For more than a year Penn State University strove to do what its president called "the right thing" -- settling with the sexual abuse victims of former assistant football coach Jerry Sandusky without dragging them through a trial.
On Monday, after long months of intense negotiations involving numerous lawyers in several states, the university announced that it had met a milestone by agreeing to pay nearly $60 million to 26 men.
"We hope this is another step forward in the healing process for those hurt by Mr. Sandusky, and another step forward for Penn State," university president Rodney Erickson said in a statement. "We cannot undo what has been done, but we can and must do everything possible to learn from this and ensure it never happens again at Penn State."
Attorneys for the claimants described relief and satisfaction on the part of their clients but noted that Sandusky's abuse left scars that will not easily be eradicated.
"By taking this action and making Penn State effectively step up, they in some ways regained their power," said Jeff Anderson, a lawyer in St. Paul, Minn. who represents two claimants. "For them it was a mixed conclusion. They recovered some of their power but also the wounds they have are so wide and deep, the work that is yet to be done in recovery is going to be long, hard and rocky."
At least some of the payments have started coming, according to Philadelphia attorney Tom Kline, who represented the man known as Victim 5 in the criminal case against Sandusky.
"I cashed one of the checks," Mr. Kline said. "The checks are written on the Penn State checkbook, literally."
Sandusky was convicted in June 2012 of charges related to sexually abusing 10 young men and sentenced to 30 to 60 years in prison.
Although his victims and purported victims were spared a trial, they nonetheless relived painful moments during the settlement process.
Lawyer Michael K. Rozen of Feinberg Rozen LLP, the firm hired by the school to handle negotiations, met personally with claimants represented by multiple firms.
"In some instances we had him meet our clients himself and had him ask whatever questions he wanted to ask them," said Philadelphia attorney Matt Casey, whose firm, Ross Feller Casey LLP, had seven claimants, including Sandusky's adopted son and Victim 2, the boy that Sandusky was charged with assaulting in the Penn State locker room shower.
Several of Mr. Casey's clients came face to face with Mr. Rozen in a conference room on the firm's 34th floor, with its sweeping view of Philadelphia.
Mr. Casey said he wanted the person on the other end of the negotiations to "see for himself the pain that in many cases was written on the faces of the person, the young man, sitting across the table from him. It was our job to show Penn State who these young men were and what they had gone through, what it's wrought in their lives."
Mr. Casey and Mr. Rozen described the meetings as intense.
"While he was very sympathetic ... they knew he was not there to help them. That wasn't his role, that wasn't his job. He was representing Penn State. He had questions for them. It was both emotional and really impressive to see these men explain in very personal terms what had happened to them, to someone who was their adversary in the case."
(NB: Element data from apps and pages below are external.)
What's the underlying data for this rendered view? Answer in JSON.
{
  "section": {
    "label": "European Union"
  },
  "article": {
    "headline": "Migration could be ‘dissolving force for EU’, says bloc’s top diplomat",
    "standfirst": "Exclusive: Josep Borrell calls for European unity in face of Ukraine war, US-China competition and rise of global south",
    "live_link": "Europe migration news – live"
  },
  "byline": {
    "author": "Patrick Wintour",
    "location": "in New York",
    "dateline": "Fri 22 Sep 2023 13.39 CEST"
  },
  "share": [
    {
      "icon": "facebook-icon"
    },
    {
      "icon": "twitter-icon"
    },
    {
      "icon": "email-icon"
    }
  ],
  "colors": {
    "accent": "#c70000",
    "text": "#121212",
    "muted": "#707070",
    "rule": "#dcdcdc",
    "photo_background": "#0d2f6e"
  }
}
Mr. Rozen was sober in his description of the meetings with claimants.
"I have a great deal of sympathy for the victims, as anybody would. And in some instances it really helped us try to evaluate things and it helped them, I hope, in being able to talk through things in what may be a cathartic kind of way, to whatever small extent that may be."
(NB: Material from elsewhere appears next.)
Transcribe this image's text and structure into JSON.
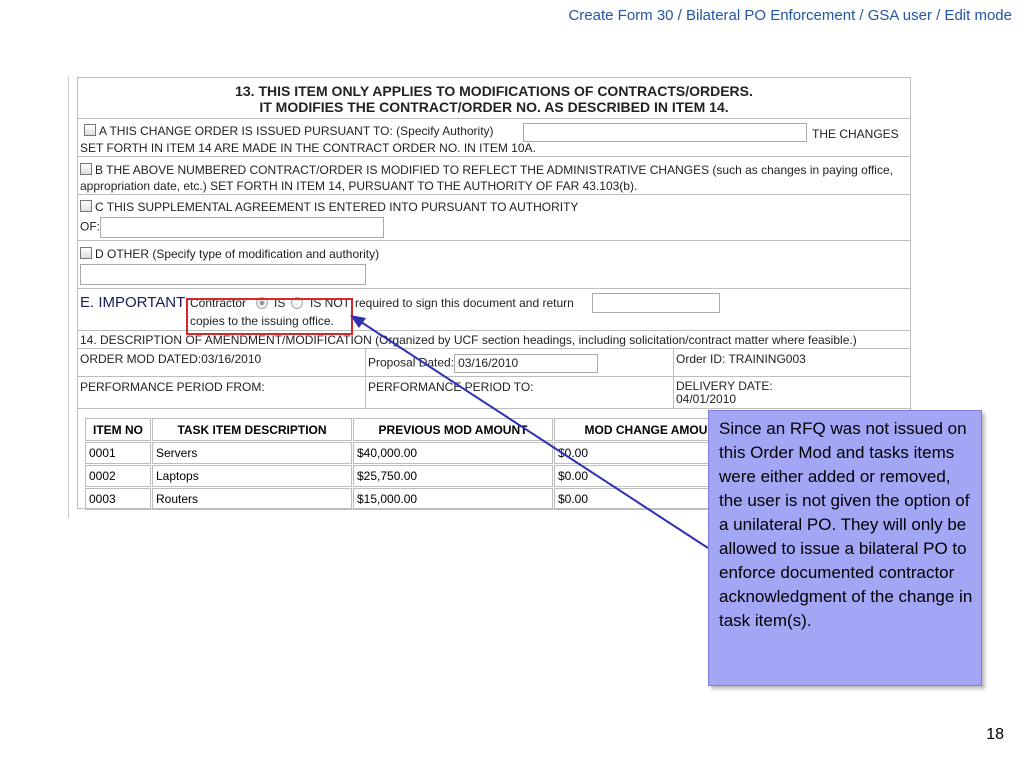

The overarching framework of the settlement was hardly a secret. For months information had leaked out in piecemeal fashion, primarily from defense attorneys, that revealed the maximum amount Penn State was authorized to spend, how many men had filed claims, and the fact that some individual settlements had been resolved.
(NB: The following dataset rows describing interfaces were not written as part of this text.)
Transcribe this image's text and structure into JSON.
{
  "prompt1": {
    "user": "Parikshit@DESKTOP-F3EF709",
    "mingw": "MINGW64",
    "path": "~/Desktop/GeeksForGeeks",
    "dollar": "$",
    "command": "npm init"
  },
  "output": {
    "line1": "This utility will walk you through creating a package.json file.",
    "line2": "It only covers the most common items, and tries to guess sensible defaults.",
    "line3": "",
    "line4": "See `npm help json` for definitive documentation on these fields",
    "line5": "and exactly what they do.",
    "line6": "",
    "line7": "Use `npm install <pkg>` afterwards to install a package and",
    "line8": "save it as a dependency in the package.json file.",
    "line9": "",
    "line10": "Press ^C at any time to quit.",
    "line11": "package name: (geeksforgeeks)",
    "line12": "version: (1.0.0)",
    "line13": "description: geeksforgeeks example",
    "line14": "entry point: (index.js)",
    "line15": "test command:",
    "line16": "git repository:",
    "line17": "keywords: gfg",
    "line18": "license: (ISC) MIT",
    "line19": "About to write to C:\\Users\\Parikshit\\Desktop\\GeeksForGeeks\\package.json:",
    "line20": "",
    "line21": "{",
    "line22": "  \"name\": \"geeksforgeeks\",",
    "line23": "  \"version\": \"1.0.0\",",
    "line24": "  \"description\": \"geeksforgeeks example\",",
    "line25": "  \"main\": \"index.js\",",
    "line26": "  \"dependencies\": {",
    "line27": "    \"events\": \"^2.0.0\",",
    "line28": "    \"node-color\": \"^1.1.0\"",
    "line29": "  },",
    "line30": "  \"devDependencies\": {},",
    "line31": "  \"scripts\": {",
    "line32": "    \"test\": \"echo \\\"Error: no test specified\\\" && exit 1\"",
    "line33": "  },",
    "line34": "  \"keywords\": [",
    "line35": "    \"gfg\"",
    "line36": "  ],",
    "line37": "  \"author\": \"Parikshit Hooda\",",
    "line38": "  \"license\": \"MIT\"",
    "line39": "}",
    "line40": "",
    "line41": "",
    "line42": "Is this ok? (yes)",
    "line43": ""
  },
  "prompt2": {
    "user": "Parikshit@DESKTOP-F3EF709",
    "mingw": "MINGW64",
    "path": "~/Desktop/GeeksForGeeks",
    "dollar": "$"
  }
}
But it wasn't until all the moving parts in a very complex legal machine were finally in alignment that Penn State confirmed the agreements it had reached -- and those it hadn't.
Although 26 people will get $59.7 million -- with three of those claims still being finalized -- another six claims were up in the air.
About half were rejected as being without merit, according to Mr. Rozen. The rest are under discussion.
Some of the rejected claims were not reliable because the purported victim presented a different "fact pattern."
"Sandusky tended to do things in a similar way to all his victims," Mr. Rozen said.
As news of the settlements broke, Penn State let its attorneys do all the talking beyond what its new release said.
David La Torre, a university spokesman, declined to address a detailed list of questions about the settlement agreements, which have confidentiality clauses built in to shield the dollar figure of the individual settlements.
Also built into the settlements are agreements for the claimants not to sue anyone else.
Penn State said the settlements will not be funded by student tuition, taxpayer funds or donations. The school will seek to be compensated through insurance policies and by pursuing its own claims against, for instance, Sandusky's Second Mile charity.
"They're not going to make 100 percent recovery," Mr. Rozen said of Penn State.
Jonathan D. Silver: firstname.lastname@example.org, 412-263-1962 or on Twitter @jsilverpg.
First Published October 28, 2013 1:51 PM